Thursday, 5 March 2009

President al-Bashir Warrant: The Aftermath

Now I have no issue the International Criminal Court (ICC) in the Hague wanting to hold Sudan's President Omar al-Bashir to account for the atrocities in Darfur. However, this issuing of this warrant yesterday when a sitting President has immediate ramifications, which is probably why no reigning head of state has previously be called a war criminal.

The fact is that his response was to expel 10 Aid Agencies (Médecins Sans Frontières, Oxfam, CARE, Mercy Corps, Save the Children, the Norweigan Refugee Council, the International Rescue Committee, Action Contre la Faim, Solidarites, and CHF International) should hardly come as a surprise. It only adds to the misery of refugees and oppressed from and in the Darfur region.

Penny Lawrence the International Director of Oxfam said:

"It will affect more than 600,000 Sudanese people whom we provide with vital humanitarian and development aid, including clean water and sanitation on a daily basis."

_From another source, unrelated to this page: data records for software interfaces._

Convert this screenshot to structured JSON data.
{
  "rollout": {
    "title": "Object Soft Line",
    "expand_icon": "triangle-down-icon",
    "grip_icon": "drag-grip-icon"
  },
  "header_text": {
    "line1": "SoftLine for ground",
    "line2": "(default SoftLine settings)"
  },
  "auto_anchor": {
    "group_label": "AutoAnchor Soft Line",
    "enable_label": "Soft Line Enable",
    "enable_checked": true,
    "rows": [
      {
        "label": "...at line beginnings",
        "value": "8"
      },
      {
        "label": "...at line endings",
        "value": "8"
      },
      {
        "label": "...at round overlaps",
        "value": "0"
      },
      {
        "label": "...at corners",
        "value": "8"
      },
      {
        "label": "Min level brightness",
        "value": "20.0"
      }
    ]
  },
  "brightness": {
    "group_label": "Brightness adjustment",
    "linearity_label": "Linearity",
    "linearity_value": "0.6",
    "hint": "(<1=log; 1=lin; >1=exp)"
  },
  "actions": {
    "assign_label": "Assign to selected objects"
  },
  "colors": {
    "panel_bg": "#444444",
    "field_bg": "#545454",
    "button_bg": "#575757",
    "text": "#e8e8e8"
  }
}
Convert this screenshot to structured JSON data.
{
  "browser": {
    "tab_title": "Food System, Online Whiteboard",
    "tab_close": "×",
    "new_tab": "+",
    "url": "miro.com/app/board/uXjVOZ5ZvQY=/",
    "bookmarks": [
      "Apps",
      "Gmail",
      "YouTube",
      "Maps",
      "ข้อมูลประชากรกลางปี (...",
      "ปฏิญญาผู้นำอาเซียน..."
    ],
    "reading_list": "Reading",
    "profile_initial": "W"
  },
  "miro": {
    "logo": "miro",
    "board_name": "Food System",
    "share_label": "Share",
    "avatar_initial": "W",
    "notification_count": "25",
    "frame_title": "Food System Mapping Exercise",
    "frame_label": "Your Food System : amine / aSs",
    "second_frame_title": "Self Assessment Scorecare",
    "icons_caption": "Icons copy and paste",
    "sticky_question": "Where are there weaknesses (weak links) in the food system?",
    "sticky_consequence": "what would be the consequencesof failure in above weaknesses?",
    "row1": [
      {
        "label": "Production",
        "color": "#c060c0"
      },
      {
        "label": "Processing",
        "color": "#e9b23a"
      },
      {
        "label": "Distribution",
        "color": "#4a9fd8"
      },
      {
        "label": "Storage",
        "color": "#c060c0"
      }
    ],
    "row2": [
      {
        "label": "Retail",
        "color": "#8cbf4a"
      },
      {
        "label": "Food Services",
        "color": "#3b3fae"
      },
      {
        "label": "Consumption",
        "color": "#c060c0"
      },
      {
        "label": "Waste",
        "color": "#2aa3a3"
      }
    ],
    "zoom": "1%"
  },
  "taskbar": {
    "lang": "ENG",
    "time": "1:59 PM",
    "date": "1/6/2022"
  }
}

In total 2.5 million Darfuris have fled their villages in the six years of the current ongoing civil war either to elsewhere in Sudan or over the border. However, without Sudan or many of its allies being a signatory of the Rome Statute ratifying the ICC's powers there is little immediate hope of President al-Bashir being handed over to the court any time so.

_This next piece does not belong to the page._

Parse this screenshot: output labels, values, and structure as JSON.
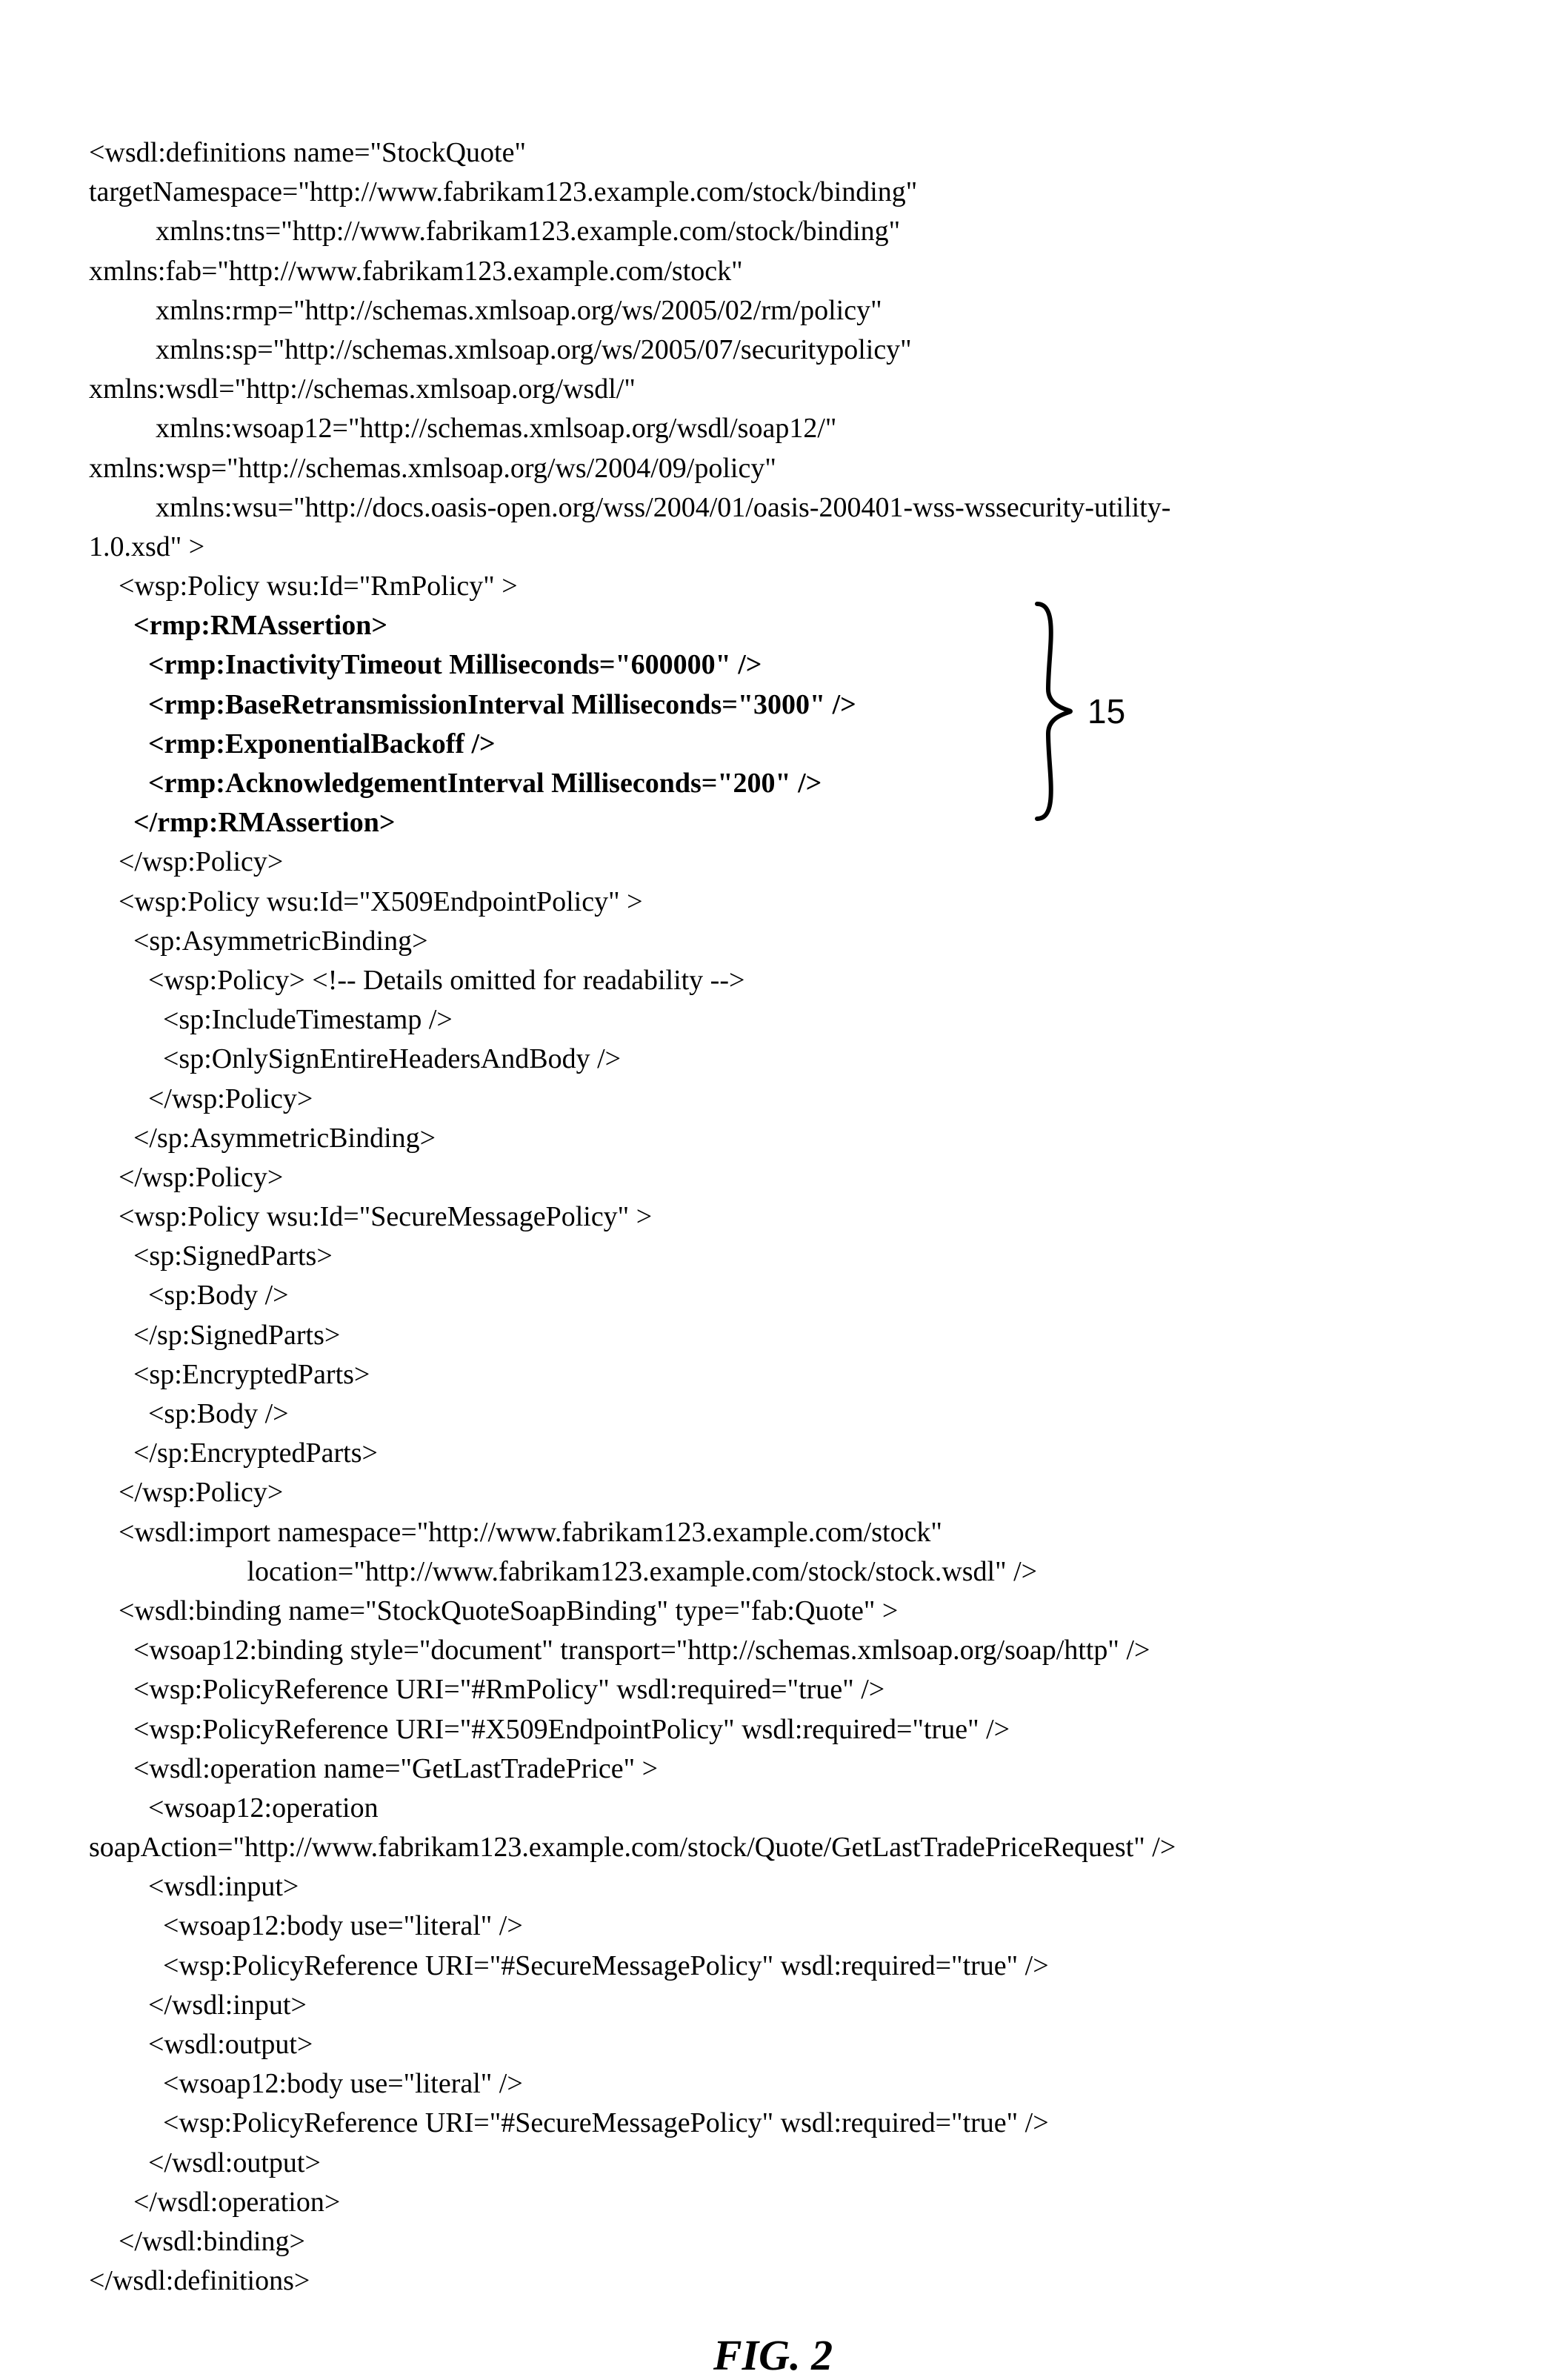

The only people that will be directly affected, at least for now, by the move are actually those he has already put through a lot of suffering.

1 comment:

  1. The right to uphold humanity and the interference of a third nation has resulted in bloody mess (Iraq). Does this mean we should turn a blind eye on crimes on humanity happening in other nations? Make your stance on the situation of arrest warrant for Omar al-Bashir at